**Task directions**
Read the entries below and pull out each line with the string "chevron".
=== Section Start ===
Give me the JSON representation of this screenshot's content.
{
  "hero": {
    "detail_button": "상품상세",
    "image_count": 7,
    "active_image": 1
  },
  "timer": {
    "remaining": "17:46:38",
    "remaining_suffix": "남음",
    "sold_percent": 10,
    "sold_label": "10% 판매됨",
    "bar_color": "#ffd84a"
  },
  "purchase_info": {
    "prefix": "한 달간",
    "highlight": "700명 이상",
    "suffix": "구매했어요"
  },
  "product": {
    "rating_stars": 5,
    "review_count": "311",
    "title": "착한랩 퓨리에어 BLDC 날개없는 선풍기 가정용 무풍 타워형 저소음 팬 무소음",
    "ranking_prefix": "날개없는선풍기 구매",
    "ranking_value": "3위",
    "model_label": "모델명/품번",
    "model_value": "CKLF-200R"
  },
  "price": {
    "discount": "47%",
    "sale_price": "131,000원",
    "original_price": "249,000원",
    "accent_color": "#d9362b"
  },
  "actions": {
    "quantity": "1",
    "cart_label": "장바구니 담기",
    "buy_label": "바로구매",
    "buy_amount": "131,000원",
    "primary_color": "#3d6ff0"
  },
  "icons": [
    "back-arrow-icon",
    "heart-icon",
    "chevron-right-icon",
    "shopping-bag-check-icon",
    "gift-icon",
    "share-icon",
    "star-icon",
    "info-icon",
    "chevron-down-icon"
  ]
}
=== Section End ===
**Solution for this exercise**
    "chevron-right-icon",
    "chevron-down-icon"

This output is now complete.